Depending on your expectations and the tools you have at hand, making sugar at home can be as simple or as complicated as you choose. Simple methods yield a raw sugar that retains some of the “vegetable” flavor of the beets.
You can refine your homemade sugar by processing it further with milk of lime and seltzer.
8. As a Beverage
Beet drinks aren’t just for athletes. There are other ways to preserve beets as beverages.
You can make wine from fodder beets. This is one way to preserve beets for the long term, as it needs to ferment for a year or more before drinking.
You can also make a “root beer” or fizzy drink from mangels, which will need at least one year to process.
9. Preserve Beets as Ethanol
One of the key obstacles that homesteaders face is access to sustainable energy. One way to achieve this is to generate our own biofuels, and mangel beets are one of the best candidates for ethanol production.
With the right skills, adequate space, and necessary permits, homesteaders can convert fodder beets to ethanol and reduce their reliance on outside fuel sources.
10. Preserve Beets as Protein
One of my favorite ways to preserve my harvest is by converting it to animal products. Cattle love fodder beets and they’re a popular feed option with dairy farmers. You can also use them in finishing beef cattle.
Even small homesteaders can benefit, as you can feed both mangels and table beets to pigs, meat chickens, and laying hens. Your hens will appreciate the beet greens in particular.
Chop fodder beets well to make them easier for your livestock to eat. You can also feed them the leftover pulp from processing beets for sugar or wine.
Tips for Success
- When preserving beets for later use, don’t neglect the greens. Clean, chop, and blanch your beet greens for two minutes. Chill immediately in an ice bath and then drain and dry completely. Flash-freeze them on a sheet pan to store loosely in a freezer container so you can choose as much as you need for cooking. Using a vacuum sealer will allow you to store them for up to a year without freezer burn.
- Preserve beets in pre-cooked meals for the freezer and save time in the kitchen. There are several beet-based recipes that translate easily into freezer meals. Consider soups and stews like borscht and red flannel stew.
- Use beets to sweeten baked goods. Beets are the original red coloring and sweetener for red velvet cake. Use beets to add sweetness and moisture to cakes and breads, which can be frozen for several months.
Easy to grow, with two cropping seasons a year, you may wonder why you’d bother to preserve beets at all. You could just grow beets and use them fresh, but preserving beets provides consistent availability of this food staple, and if you have a bad harvest one year, you’ll still have a supply of beets to count on.

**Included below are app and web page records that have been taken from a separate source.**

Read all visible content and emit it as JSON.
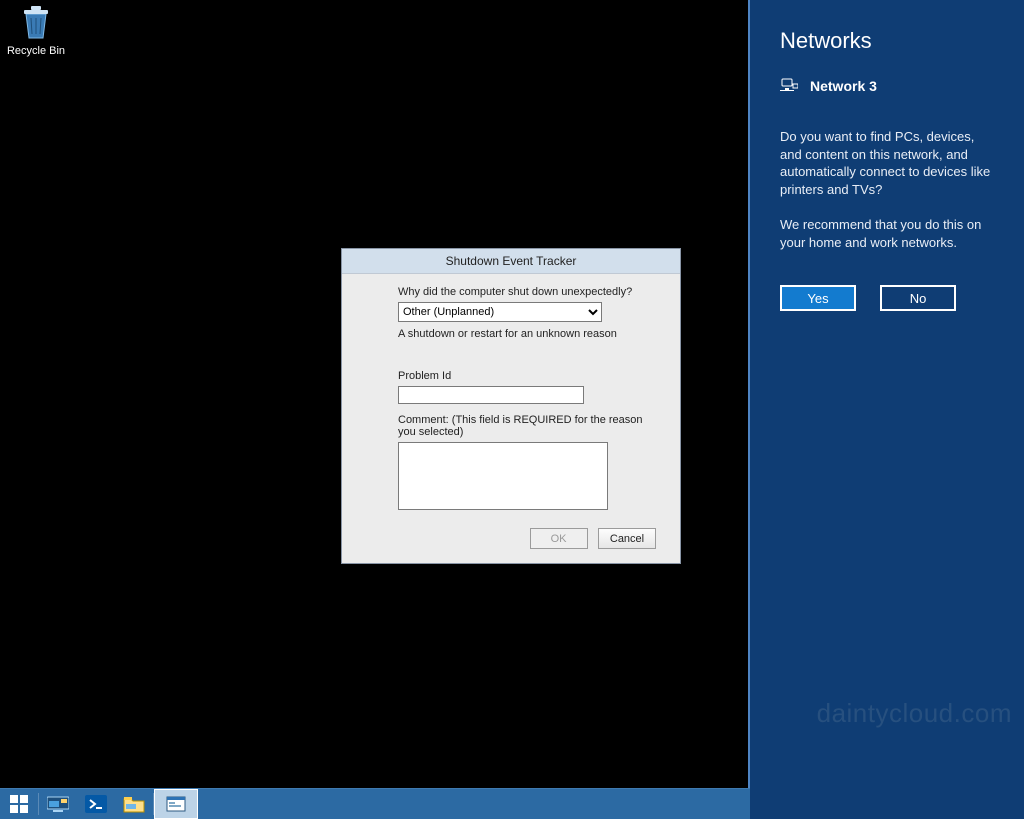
{
  "desktop": {
    "recycle_bin_label": "Recycle Bin"
  },
  "dialog": {
    "title": "Shutdown Event Tracker",
    "question": "Why did the computer shut down unexpectedly?",
    "reason_selected": "Other (Unplanned)",
    "reason_description": "A shutdown or restart for an unknown reason",
    "problem_id_label": "Problem Id",
    "problem_id_value": "",
    "comment_label": "Comment: (This field is REQUIRED for the reason you selected)",
    "comment_value": "",
    "ok_label": "OK",
    "cancel_label": "Cancel"
  },
  "networks": {
    "heading": "Networks",
    "item_label": "Network  3",
    "question": "Do you want to find PCs, devices, and content on this network, and automatically connect to devices like printers and TVs?",
    "recommendation": "We recommend that you do this on your home and work networks.",
    "yes_label": "Yes",
    "no_label": "No"
  },
  "watermark": "daintycloud.com",
  "taskbar": {
    "start": "start-button",
    "server_manager": "server-manager",
    "powershell": "powershell",
    "explorer": "file-explorer",
    "current": "shutdown-tracker-window"
  }
}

Beets are fast-growing vegetables and most garden varieties are ready in 55 to 60 days. This makes them an excellent choice for any survival garden or self-sufficient homestead. If you preserve them using one of these methods, you’ll always have them on hand.